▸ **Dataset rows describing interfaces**
•••••

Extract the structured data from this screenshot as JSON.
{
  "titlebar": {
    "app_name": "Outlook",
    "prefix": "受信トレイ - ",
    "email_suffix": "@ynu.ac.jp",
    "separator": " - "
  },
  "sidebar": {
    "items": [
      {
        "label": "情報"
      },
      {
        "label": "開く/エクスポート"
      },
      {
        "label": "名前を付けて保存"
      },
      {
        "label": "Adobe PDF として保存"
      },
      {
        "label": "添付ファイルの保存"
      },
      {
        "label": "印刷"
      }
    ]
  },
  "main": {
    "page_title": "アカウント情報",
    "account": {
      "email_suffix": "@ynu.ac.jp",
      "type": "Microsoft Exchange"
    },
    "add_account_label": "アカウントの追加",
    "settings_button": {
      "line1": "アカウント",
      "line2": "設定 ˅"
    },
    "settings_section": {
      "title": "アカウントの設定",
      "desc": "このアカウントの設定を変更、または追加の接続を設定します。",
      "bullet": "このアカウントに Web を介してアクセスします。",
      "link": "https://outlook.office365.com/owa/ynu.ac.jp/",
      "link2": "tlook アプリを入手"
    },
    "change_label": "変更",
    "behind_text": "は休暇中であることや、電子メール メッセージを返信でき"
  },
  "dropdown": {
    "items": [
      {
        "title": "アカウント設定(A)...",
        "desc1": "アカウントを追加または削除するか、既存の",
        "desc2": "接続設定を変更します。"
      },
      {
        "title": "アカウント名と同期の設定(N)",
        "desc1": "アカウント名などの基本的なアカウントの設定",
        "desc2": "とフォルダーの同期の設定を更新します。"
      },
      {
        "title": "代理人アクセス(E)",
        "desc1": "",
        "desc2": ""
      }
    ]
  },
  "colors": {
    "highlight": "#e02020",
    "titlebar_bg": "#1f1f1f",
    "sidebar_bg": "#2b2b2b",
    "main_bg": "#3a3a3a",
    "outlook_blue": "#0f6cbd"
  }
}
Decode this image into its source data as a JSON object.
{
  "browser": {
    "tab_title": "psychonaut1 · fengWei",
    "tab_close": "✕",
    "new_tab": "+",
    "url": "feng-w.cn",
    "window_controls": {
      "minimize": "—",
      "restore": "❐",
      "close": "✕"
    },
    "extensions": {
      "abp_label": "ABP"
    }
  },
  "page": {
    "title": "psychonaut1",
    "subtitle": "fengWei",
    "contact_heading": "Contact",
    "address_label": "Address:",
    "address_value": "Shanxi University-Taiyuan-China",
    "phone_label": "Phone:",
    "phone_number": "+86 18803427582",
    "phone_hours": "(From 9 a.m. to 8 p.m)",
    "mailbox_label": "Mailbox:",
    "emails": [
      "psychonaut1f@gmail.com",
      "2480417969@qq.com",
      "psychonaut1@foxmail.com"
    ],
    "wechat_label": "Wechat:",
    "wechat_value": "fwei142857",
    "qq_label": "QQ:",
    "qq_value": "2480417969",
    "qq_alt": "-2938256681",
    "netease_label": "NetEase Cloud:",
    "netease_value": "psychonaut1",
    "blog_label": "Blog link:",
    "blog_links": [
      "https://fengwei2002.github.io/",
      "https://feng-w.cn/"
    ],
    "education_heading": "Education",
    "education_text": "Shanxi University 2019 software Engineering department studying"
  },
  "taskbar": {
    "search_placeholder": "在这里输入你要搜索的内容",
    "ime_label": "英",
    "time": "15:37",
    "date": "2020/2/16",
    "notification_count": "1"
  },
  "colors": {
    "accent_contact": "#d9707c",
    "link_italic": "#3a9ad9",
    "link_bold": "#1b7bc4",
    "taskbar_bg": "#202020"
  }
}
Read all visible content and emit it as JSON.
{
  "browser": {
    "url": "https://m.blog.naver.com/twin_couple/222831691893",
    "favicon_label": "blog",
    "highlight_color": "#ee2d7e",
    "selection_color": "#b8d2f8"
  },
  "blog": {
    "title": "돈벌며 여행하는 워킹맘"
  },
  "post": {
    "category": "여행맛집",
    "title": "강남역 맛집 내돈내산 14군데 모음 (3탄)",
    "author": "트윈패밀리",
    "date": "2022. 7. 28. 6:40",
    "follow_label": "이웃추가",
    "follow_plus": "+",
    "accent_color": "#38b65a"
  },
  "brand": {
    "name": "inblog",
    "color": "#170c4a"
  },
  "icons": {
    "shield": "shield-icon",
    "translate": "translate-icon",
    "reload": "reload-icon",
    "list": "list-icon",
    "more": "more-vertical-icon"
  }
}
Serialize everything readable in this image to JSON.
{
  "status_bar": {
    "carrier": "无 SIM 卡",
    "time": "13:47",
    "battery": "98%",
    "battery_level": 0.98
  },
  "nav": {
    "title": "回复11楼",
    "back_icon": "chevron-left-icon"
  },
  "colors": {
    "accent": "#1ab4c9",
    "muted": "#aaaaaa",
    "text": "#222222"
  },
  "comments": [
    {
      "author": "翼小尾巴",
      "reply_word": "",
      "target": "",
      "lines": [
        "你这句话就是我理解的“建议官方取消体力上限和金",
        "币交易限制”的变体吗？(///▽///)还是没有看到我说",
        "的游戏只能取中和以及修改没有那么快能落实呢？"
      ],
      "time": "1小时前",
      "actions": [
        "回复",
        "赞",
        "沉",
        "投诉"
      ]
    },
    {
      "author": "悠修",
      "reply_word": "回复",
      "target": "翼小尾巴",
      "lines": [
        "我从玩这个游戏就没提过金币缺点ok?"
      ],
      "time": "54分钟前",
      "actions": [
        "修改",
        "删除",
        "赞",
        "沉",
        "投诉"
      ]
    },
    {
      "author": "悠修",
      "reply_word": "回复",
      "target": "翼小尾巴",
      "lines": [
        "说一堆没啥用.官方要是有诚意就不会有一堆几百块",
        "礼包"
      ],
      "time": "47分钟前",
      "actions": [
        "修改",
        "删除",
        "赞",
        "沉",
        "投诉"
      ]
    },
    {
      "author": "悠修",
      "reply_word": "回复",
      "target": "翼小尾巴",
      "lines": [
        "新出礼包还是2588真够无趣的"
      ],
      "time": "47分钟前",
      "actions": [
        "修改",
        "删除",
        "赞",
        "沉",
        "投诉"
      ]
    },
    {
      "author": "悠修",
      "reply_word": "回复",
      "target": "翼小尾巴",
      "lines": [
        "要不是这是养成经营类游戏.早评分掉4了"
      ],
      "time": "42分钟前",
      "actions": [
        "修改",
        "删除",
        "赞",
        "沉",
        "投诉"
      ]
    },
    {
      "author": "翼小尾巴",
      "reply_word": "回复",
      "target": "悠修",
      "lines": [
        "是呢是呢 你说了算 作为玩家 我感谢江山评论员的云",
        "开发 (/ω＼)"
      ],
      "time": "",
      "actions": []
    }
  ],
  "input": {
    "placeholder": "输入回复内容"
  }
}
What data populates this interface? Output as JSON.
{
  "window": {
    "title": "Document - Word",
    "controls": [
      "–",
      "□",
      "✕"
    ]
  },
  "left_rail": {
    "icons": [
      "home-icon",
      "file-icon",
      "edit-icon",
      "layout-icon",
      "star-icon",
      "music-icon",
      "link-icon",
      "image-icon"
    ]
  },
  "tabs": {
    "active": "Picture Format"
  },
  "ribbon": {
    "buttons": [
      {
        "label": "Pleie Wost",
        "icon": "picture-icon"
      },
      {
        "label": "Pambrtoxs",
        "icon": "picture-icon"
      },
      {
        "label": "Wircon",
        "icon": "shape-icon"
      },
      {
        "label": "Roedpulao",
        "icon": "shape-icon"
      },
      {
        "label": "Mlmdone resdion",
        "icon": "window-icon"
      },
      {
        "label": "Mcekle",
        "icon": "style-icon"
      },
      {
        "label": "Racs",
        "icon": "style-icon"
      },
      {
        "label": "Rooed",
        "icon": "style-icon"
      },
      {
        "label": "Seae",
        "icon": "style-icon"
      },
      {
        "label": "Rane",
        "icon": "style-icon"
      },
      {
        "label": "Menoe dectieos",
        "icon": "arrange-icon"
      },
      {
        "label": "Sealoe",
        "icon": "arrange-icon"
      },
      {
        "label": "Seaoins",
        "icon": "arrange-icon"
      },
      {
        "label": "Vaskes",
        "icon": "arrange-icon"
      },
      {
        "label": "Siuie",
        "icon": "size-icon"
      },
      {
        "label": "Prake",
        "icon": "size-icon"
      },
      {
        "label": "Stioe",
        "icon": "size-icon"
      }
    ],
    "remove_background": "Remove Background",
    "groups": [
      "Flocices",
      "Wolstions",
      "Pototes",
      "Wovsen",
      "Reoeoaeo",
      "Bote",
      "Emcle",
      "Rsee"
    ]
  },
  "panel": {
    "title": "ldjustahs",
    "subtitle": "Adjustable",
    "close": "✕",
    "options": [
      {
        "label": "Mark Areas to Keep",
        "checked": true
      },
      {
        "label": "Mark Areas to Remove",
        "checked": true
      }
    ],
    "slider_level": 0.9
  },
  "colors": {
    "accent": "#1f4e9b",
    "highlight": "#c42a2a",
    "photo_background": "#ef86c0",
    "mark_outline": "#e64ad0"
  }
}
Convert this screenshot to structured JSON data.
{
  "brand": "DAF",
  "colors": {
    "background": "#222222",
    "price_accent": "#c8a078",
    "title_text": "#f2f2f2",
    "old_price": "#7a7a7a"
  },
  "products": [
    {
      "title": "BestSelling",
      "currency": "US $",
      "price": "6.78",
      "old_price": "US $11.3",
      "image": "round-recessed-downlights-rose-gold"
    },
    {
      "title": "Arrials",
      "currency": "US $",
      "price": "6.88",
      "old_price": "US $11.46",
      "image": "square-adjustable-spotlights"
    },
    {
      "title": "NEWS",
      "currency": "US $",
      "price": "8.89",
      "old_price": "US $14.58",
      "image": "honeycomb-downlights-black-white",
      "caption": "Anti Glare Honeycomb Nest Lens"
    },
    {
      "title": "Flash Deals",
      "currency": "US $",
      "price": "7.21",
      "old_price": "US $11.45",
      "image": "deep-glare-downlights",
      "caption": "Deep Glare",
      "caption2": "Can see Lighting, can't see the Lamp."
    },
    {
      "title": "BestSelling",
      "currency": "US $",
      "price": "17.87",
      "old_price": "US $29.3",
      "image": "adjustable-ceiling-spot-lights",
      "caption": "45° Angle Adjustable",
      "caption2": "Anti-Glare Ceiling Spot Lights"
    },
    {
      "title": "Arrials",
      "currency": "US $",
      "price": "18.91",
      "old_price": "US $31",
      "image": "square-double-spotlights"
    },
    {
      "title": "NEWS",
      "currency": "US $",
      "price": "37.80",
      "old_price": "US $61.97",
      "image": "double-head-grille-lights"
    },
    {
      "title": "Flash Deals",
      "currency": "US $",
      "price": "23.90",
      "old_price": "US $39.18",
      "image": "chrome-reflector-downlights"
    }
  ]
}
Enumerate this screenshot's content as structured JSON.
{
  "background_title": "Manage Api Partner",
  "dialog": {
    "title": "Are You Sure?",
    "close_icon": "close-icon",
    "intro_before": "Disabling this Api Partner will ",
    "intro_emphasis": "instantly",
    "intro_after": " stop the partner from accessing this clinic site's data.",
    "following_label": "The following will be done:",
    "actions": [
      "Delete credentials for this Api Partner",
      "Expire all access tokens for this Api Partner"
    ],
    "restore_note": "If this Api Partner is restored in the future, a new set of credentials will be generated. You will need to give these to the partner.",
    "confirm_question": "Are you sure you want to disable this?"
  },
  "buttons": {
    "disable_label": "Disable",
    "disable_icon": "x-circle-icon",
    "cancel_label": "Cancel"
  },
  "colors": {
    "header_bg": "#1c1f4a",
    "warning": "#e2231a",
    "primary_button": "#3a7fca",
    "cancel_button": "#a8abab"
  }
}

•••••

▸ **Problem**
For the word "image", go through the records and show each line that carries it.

▸ **Output**
Decode this image into its source data as a JSON object.
Serialize everything readable in this image to JSON.
      "image-icon"
      "image": "round-recessed-downlights-rose-gold"
      "image": "square-adjustable-spotlights"
      "image": "honeycomb-downlights-black-white",
      "image": "deep-glare-downlights",
      "image": "adjustable-ceiling-spot-lights",
      "image": "square-double-spotlights"
      "image": "double-head-grille-lights"
      "image": "chrome-reflector-downlights"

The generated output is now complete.